A photographer documents the remote, self-sufficient lifestyle
The allure of withdrawing from it all beckons some strongly enough that they do it. In America, that might be an excursion into the wilderness. In the more populated Europe, it might take the form of living in a reclaimed ghost village. And the inhabitants of Mataverno, in northwestern Spain, have done just that. Laura Mallonee for Wired reports on the work of photographer Kevin Faingnaert who has documented the lives of the people living in Mataverno.
Matavernero is one of hundreds of such reclaimed villages where people live off the grid. Decades ago, it was abandoned as those living there left to seek employment and opportunities elsewhere, in less remote regions. Matavernero was once home to miners. But in 1989, a group of Germans with a back-to-nature ethos arrived. Mallonee writes:
They raised tents and teepees, cleared paths, and even dug a canal to bring in water. Word spread as the years went on, drawing more like-minded souls. Today, it is home to around 60 people.
The village is a three-hour walk from the nearest neighbors. Faingnaert visited last spring, curious to see what life was like for these residents. He volunteered around the village, cleaning the village bar and organizing the library, to get to know the people of Matavenero. The result of his work is a captivating, series that shows the cobbled together, whimsical homes and the faces of those he grew to know.
“They want to live self-sufficiently and ecologically, in harmony with their environment and with respect for each other at their core,” Faingnaert tells Wired. “These are people who transform their ideals into deeds and hard work.”

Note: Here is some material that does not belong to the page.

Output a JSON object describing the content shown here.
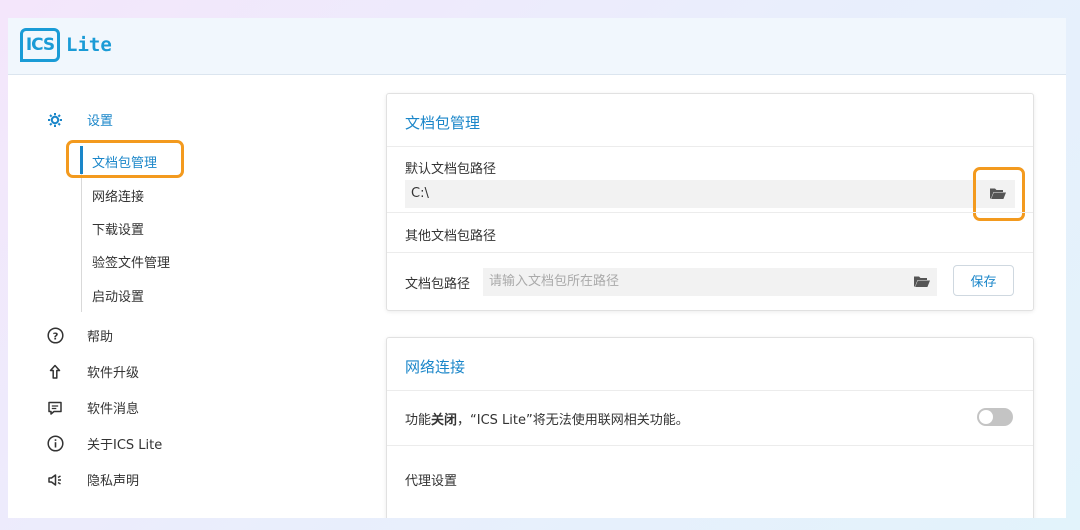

Those that enjoy Faingnaert’s work can see the full series of Matavenero, including portraits of some of the residents, on his website (where they can also peruse photographs of "Ugly Belgian Houses" and an in-progress series on professional wrestling in Belgium.